[Opening Exercise input section]
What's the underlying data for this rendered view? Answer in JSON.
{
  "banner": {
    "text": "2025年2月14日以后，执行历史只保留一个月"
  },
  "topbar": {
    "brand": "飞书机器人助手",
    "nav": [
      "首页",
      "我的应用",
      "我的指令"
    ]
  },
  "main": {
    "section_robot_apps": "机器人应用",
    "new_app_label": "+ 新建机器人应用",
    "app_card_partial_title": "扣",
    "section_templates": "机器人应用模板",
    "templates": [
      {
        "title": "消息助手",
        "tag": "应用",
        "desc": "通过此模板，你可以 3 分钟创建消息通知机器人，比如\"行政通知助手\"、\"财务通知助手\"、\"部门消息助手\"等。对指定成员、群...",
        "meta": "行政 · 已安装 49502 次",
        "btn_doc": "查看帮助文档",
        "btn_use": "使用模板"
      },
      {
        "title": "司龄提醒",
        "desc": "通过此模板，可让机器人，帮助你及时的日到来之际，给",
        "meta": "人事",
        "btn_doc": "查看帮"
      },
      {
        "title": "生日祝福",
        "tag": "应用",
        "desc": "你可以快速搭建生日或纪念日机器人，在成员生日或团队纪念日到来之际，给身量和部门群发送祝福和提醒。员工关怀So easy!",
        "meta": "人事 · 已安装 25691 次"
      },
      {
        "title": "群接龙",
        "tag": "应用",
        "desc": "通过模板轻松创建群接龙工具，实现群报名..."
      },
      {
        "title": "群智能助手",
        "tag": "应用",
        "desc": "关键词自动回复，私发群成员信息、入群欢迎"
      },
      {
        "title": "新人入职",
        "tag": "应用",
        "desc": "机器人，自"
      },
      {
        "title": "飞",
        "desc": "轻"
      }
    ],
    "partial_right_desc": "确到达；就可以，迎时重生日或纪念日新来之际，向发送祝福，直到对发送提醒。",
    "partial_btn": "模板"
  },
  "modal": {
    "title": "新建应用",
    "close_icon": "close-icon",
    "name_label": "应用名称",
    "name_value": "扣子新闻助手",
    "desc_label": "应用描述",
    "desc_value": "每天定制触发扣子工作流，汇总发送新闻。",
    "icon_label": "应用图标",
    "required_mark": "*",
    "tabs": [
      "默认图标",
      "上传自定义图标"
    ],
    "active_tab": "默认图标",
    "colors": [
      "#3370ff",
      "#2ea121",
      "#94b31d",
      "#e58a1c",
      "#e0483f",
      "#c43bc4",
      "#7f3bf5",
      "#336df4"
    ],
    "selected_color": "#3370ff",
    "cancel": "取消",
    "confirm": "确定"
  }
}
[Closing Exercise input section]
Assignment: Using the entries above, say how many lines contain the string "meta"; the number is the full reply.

Answer to the problem: 3